You can check out our full Court Notes, but here is a short summary of the hearing. In addition to denying the motion to dismiss the arson charges, the judge discussed the defense’s request for the state to produce documentation regarding three separate First Amendment investigation applications and worksheets. The judge had conducted an in camera review of the documentation to determine whether they were relevant to the case and had probative value. The judge said that the prosecution had already been ordered to turn over the NATO investigation documentation but that the other documentation was not relevant to or probative about the charges facing the defendants because none of them was listed as a target or intended subject of the investigations.
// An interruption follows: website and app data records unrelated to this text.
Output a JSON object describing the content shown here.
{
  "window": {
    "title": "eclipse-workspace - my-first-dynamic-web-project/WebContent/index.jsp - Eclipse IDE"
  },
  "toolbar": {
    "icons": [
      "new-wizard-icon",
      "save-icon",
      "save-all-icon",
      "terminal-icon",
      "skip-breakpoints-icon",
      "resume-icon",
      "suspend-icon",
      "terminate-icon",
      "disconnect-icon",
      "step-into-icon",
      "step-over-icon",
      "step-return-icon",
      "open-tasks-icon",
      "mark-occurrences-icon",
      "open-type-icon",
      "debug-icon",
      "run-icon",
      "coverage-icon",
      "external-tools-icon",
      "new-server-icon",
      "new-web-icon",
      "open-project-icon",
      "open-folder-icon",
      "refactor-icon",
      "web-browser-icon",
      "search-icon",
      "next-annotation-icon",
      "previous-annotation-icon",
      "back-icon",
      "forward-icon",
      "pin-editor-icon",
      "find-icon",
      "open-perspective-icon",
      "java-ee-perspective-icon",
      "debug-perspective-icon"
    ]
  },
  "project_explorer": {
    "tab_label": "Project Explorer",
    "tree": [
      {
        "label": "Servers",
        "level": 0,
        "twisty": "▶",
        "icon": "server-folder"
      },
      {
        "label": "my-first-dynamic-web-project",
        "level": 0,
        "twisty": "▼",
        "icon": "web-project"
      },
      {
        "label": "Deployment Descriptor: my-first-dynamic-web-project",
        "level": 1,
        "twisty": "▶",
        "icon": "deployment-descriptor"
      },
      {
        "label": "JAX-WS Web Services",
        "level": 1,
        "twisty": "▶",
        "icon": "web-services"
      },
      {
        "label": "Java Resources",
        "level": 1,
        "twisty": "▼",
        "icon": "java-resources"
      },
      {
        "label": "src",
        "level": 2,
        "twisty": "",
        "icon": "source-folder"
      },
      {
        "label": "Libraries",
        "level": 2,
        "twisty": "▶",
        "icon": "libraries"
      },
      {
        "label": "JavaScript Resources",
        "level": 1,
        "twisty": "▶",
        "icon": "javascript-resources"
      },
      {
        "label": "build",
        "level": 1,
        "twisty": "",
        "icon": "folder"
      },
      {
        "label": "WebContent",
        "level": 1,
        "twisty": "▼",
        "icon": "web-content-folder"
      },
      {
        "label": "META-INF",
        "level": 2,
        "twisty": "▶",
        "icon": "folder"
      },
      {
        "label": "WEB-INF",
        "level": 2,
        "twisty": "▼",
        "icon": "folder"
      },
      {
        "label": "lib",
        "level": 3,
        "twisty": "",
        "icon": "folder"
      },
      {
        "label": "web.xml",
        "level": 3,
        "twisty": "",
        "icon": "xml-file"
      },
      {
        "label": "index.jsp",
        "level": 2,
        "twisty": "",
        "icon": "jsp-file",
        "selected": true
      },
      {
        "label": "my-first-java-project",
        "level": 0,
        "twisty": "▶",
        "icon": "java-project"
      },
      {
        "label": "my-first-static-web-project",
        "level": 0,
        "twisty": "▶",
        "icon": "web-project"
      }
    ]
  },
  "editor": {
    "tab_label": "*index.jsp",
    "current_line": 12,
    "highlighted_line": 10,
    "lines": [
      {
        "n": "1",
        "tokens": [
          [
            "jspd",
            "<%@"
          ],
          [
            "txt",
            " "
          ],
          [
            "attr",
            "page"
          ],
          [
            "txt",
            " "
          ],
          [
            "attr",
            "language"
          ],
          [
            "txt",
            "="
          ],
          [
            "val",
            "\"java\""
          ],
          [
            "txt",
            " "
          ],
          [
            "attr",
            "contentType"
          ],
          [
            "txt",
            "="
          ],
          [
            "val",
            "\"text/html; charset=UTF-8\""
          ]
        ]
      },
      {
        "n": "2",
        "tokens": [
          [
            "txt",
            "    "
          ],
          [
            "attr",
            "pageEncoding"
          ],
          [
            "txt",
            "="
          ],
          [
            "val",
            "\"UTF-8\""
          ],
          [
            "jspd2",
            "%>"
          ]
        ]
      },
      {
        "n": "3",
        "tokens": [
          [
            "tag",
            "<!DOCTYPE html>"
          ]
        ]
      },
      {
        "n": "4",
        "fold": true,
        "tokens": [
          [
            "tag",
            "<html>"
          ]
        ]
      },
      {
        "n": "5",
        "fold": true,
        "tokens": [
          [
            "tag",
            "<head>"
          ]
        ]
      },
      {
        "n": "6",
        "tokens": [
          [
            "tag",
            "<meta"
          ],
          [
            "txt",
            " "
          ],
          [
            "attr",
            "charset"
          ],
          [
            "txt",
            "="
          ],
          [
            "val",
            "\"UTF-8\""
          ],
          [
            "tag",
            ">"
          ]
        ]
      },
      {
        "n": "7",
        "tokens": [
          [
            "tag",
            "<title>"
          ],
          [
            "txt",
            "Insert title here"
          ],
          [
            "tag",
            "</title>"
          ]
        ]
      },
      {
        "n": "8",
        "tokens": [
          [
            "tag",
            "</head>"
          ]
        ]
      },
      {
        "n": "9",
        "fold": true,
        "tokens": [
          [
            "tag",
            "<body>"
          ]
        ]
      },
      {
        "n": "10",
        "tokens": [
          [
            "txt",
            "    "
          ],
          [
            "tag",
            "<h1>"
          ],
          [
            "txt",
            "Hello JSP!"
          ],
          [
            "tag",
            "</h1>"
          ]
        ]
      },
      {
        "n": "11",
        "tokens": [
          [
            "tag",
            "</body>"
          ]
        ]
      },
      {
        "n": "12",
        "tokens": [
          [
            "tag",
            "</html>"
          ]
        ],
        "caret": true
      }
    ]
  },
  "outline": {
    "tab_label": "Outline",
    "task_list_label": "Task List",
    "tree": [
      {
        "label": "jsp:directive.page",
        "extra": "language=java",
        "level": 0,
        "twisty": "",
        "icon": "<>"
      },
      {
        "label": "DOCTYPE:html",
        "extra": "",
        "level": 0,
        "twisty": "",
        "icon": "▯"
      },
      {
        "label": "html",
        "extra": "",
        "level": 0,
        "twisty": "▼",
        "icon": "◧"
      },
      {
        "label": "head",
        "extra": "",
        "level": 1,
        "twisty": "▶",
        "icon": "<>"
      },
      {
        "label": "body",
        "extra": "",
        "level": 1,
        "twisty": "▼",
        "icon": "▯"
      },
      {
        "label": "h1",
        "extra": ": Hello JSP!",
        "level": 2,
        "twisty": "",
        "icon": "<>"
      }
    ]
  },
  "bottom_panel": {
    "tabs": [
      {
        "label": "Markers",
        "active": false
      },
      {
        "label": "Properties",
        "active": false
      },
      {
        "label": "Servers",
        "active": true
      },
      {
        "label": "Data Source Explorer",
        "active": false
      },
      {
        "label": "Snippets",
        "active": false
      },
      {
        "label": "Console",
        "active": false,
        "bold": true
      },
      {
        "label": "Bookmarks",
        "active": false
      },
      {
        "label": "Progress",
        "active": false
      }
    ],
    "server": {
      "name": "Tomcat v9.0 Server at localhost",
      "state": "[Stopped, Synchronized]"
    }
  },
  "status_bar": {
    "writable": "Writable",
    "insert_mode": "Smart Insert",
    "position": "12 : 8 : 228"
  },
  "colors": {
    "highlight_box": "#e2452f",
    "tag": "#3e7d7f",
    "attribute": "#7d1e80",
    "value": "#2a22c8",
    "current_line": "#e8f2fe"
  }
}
The next issue discussed was the defense’s motion to compel discovery about the searches of neighboring apartments to the one that two of the defendants were arrested in. The defense argued that they had produced evidence of these searches by submitting a motion with a copy of a newspaper article quoting residents of those apartments talking about their experiences being raided, handcuffed, and interrogated and harassed by the officers. The prosecutors argued that nothing in the newspaper article showed that the residents of other apartments were questioned about the defendants or about anything concerning the investigation into these alleged crimes, so no documentation of those searches, if any existed, is relevant to this case. The judge ordered the State to check with the police about documentation of those other searches and to provide them to the defense if they exist and to submit an affidavit saying they don’t exist if this is the case.
Concerning the trial date, the judge thought that pushing it out till next March was too long. After much back-and-forth about schedules and the time needed to prepare the defense, the judge suggested January 2nd and 3rd for jury selection, with the trial itself starting on January 7th or 8th. He expected to use one jury (i.e., for a joint trial for all three defendants) and for the trial to take two or three weeks. The defense and prosecution must work out their schedules to make these dates work and send him a notice of this scheduling agreement when they have it. The judge will also check his trial calendar and they will set the dates for certain at the next hearing. The defense then asked for a larger courtroom for trial and the judge said he would look into it, but they should expect to have trial there.